=== Begin Enclosure ===

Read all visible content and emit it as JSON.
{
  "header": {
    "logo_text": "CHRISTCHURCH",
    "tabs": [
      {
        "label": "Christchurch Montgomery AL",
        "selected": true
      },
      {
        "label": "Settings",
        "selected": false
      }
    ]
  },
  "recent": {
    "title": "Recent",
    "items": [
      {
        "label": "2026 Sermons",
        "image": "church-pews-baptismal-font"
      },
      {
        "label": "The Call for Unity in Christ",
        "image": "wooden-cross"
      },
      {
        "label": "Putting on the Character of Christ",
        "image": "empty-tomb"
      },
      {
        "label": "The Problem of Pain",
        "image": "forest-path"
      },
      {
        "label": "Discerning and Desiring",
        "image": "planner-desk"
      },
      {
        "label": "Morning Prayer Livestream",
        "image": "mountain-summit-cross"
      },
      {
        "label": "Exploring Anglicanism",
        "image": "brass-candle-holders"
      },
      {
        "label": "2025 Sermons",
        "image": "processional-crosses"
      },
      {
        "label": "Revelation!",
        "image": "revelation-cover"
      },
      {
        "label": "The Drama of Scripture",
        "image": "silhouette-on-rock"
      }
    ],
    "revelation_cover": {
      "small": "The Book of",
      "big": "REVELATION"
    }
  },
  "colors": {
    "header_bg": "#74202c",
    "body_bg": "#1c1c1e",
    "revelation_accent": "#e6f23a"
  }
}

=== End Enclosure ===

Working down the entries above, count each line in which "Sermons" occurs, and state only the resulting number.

**ANSWER BOX:** 2